→ **Problem requirements**: Lines in the listing below that hold "image" are the ones to copy.

→ **Information supplied**:

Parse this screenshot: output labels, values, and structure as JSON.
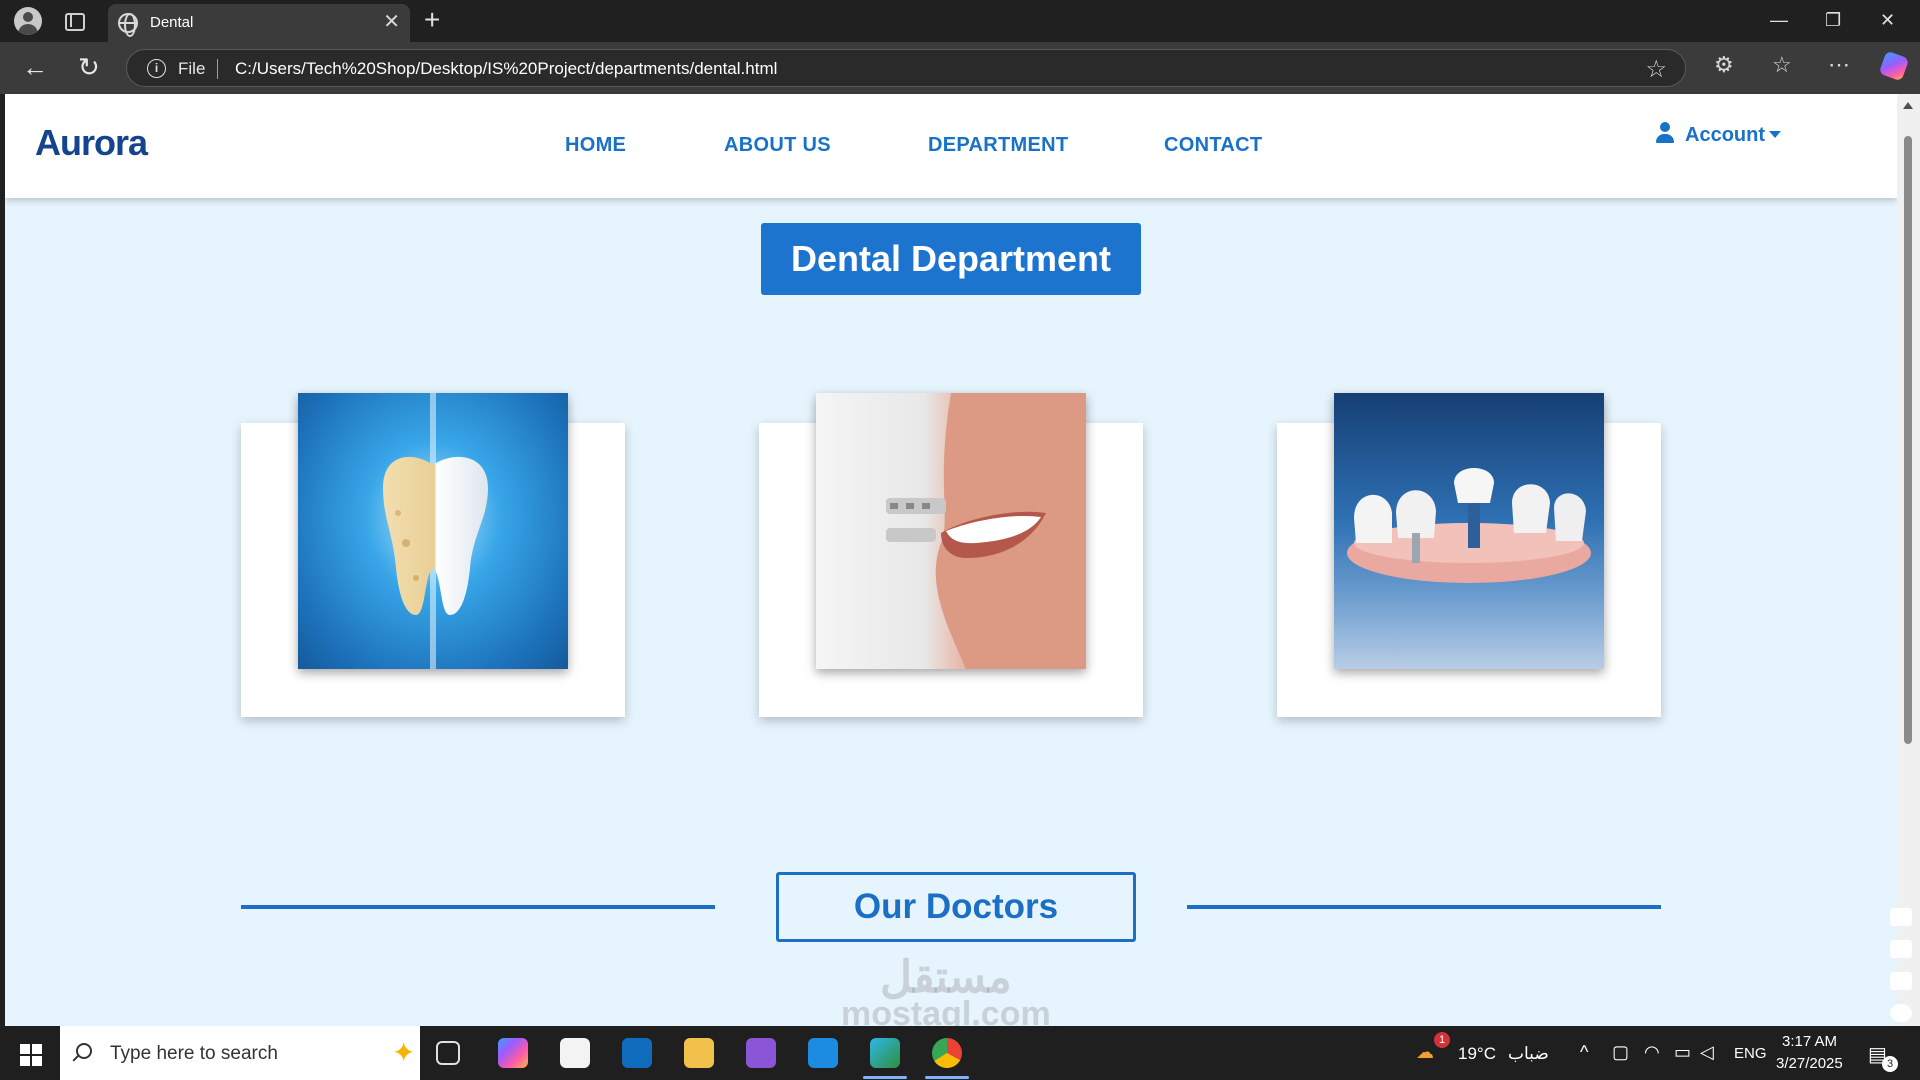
{
  "browser": {
    "tab_title": "Dental",
    "url_scheme_label": "File",
    "url": "C:/Users/Tech%20Shop/Desktop/IS%20Project/departments/dental.html"
  },
  "site": {
    "logo": "Aurora",
    "nav": [
      "HOME",
      "ABOUT US",
      "DEPARTMENT",
      "CONTACT"
    ],
    "account_label": "Account",
    "department_title": "Dental Department",
    "doctors_heading": "Our Doctors",
    "watermark_word": "مستقل",
    "watermark_url": "mostaql.com"
  },
  "department_cards": [
    {
      "image": "tooth-whitening-image"
    },
    {
      "image": "orthodontic-braces-smile-image"
    },
    {
      "image": "dental-implant-image"
    }
  ],
  "taskbar": {
    "search_placeholder": "Type here to search",
    "weather_temp": "19°C",
    "weather_desc": "ضباب",
    "weather_badge": "1",
    "language": "ENG",
    "time": "3:17 AM",
    "date": "3/27/2025",
    "notification_count": "3"
  },
  "colors": {
    "brand_blue": "#1c74cf",
    "nav_blue": "#1872c9",
    "logo_navy": "#13448c",
    "page_bg": "#e6f4fd"
  }
}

→ **Exercise solution**:
      "image": "tooth-whitening-image"
      "image": "orthodontic-braces-smile-image"
      "image": "dental-implant-image"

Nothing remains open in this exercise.